### kostoglotov

1. The problem statement, all variables and given/known data

Regarding the case where the auxillary (characteristic) equation has complex roots, we solve the quadratic in the usual way using $i$ to get the general solution

$$y(x) = e^{\alpha x}\left(C_1 \cos{\beta x} + i C_2 \sin{\beta x}\right)$$

And the textbook shows

$$y(x) = e^{\alpha x}\left(C_1 \cos{\beta x} + C_2 \sin{\beta x}\right)$$

without the imaginary number $i$ in the equation.

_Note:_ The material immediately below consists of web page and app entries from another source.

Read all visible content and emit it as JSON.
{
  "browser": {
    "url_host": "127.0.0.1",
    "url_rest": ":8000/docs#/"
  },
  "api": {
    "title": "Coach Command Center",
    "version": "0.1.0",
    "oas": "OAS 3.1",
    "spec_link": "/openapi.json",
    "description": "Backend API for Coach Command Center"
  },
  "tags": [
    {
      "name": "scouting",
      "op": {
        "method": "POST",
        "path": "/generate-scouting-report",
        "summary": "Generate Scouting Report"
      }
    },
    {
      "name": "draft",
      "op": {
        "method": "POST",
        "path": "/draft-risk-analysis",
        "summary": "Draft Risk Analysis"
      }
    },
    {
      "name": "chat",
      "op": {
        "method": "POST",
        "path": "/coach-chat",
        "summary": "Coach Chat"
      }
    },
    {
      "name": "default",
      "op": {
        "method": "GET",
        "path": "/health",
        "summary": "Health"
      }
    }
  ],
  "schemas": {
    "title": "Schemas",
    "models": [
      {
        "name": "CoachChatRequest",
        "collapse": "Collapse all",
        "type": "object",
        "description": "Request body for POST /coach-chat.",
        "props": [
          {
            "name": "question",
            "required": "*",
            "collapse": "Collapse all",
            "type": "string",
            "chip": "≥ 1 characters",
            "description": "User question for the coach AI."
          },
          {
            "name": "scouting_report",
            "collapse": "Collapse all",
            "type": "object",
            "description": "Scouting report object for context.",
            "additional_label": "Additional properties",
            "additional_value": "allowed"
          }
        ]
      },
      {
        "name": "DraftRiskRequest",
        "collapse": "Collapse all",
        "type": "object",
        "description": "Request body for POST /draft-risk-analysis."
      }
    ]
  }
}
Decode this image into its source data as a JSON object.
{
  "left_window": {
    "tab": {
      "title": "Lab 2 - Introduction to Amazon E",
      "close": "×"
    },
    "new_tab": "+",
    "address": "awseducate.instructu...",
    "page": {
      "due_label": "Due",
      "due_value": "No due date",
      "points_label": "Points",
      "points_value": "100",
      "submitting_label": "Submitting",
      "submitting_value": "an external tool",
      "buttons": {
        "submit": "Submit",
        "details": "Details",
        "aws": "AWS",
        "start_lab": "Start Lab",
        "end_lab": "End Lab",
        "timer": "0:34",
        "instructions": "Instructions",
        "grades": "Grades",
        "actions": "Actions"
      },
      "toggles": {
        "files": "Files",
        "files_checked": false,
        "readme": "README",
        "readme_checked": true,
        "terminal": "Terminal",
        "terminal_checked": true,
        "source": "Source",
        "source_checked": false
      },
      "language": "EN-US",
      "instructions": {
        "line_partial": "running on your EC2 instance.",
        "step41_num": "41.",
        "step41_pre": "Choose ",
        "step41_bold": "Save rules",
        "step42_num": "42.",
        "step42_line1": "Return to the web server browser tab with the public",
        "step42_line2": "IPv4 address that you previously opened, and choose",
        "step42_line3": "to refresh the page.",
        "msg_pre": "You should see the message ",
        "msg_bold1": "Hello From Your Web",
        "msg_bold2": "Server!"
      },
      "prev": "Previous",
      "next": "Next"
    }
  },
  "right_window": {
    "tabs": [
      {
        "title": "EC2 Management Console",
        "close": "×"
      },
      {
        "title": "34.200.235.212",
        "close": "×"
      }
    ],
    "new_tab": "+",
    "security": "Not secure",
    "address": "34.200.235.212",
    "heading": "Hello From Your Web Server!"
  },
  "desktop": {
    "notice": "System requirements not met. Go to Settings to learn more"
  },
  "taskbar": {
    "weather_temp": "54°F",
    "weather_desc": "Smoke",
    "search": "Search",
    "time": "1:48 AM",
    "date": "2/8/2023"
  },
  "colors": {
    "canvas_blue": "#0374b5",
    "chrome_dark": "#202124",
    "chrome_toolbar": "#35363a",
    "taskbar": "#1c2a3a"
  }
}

At first I just assumed that the $i$ has been subsumed into the constant $C_2$, but then what is happening when we solve an initial value problem of this form, and find that $C_2$ is actually a real number? Where has the $i$ gone?

2. Aug 4, 2015

### fzero

If the initial conditions were such that $C_2$ was real in the first solution, then if we had used the 2nd solution, the initial condition would imply that $C_2'$ was imaginary. The important fact is that sin and cos are linearly independent solutions, so we can use any linear combination of them.

3. Aug 4, 2015

### SteamKing

Staff Emeritus
This link provides as clear an explanation as any:

http://tutorial.math.lamar.edu/Classes/DE/ComplexRoots.aspx

4. Aug 5, 2015

### Ray Vickson

From
$$y(x) = e^{\alpha x}\left(C_1 \cos{\beta x} + i C_2 \sin{\beta x}\right)$$
we can write
$$y(x) = e^{\alpha x}\left(A_1 \cos{\beta x} + A_2 \sin{\beta x}\right).$$
where $A_1 = C_1$ and $A_2 = i C_2$. It is just notation, nothing more.

If $y(x) = e^{\alpha x}\left(C_1 \cos{\beta x} + i C_2 \sin{\beta x}\right)$ and $y(0), y'(0)$ are given (for example), then we need
$$C_1 = y(0) \\ \alpha C_1 + \beta i C_2 = y'(0)$$
so
$$C_1 = y(0), \; C_2 = \frac{i}{\beta} \left( \alpha y(0) - y'(0) \right)$$
If course, $iC_2 = (y'(0) - \alpha y(0))/\beta$ is real if $y(0), y'(0)$ are real.